, family members, friends, law enforcement agents, social service providers and others may voluntarily report an unsafe driver to DMV. Note: The voluntary reporting system may be utilized by medical professionals that are not required to report under the program and those who have patients that do not yet meet the mandatory reporting threshold of severe and uncontrollable issues. When to Report
A report may be made based upon the presence of a medical condition or observed driving behaviors. Note: Individuals are not immune from civil liability under the non-mandatory reporting system. How to Report
Reports may be filed using a Driver Evaluation Request
(Form 735-6066), which can be downloaded or printed from this web site using your browser's "Save As" and "Print" options, or obtained from a DMV office
. Voluntary reports may also be submitted to DMV on an agency's or organization's letterhead, as long as it contains the same information. Note: DMV will not accept anonymous reports, however, you may ask DMV to keep your name confidential
When filling out the form or writing a report on professional letterhead, be as thorough as possible. Describe any medical conditions that interfere with operating a motor vehicle, as well as any unsafe driving behaviors that you have observed. If possible, recount how driving ability has declined over time or as a medical condition has progressed.
Voluntary reports may be submitted by mail
or in person at a DMV office. After Reporting
Depending on the type of information reported, DMV may immediately suspend an individual's driving privileges.
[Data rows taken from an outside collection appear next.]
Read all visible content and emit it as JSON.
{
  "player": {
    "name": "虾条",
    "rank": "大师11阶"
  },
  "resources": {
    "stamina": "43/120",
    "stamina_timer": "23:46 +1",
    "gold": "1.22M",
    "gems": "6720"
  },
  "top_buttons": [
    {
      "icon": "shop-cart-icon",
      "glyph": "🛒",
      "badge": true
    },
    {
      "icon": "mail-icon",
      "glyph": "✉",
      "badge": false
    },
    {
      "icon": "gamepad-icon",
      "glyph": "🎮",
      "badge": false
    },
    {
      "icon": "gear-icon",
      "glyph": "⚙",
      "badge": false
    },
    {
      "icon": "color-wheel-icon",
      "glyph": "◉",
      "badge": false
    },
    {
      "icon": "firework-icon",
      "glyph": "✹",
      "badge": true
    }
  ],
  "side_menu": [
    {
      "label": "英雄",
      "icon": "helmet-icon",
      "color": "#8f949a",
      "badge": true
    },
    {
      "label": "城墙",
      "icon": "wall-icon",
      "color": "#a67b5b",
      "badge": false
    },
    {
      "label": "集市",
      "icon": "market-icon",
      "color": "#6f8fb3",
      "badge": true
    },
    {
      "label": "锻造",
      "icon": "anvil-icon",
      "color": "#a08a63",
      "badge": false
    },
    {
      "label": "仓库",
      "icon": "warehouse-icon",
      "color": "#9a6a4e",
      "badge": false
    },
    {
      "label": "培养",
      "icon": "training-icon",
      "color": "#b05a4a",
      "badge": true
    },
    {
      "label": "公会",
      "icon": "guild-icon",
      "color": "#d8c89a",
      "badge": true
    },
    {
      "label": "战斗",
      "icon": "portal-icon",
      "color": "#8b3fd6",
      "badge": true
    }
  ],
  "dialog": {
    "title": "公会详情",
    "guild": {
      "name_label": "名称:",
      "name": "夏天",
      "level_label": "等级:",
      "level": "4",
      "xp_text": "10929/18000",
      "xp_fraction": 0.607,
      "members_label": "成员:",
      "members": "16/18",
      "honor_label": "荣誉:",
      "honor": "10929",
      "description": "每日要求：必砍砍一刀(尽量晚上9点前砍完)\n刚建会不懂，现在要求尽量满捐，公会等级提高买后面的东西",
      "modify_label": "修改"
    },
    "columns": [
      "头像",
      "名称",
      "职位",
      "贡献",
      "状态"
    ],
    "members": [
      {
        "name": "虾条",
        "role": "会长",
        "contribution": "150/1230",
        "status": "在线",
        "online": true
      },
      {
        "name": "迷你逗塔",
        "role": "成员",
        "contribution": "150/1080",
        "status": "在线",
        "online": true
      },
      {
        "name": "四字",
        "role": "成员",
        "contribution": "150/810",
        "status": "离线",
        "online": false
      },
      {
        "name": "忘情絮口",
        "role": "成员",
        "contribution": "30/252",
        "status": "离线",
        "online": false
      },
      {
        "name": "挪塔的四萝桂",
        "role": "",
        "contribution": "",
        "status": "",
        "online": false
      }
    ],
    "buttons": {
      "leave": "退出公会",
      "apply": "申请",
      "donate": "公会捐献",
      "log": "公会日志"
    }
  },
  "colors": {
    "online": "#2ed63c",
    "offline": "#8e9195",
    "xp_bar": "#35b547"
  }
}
However, a driver will normally be given 60 days to take and pass a vision, knowledge, and drive test. In some cases, a driver may be asked to provide current medical information.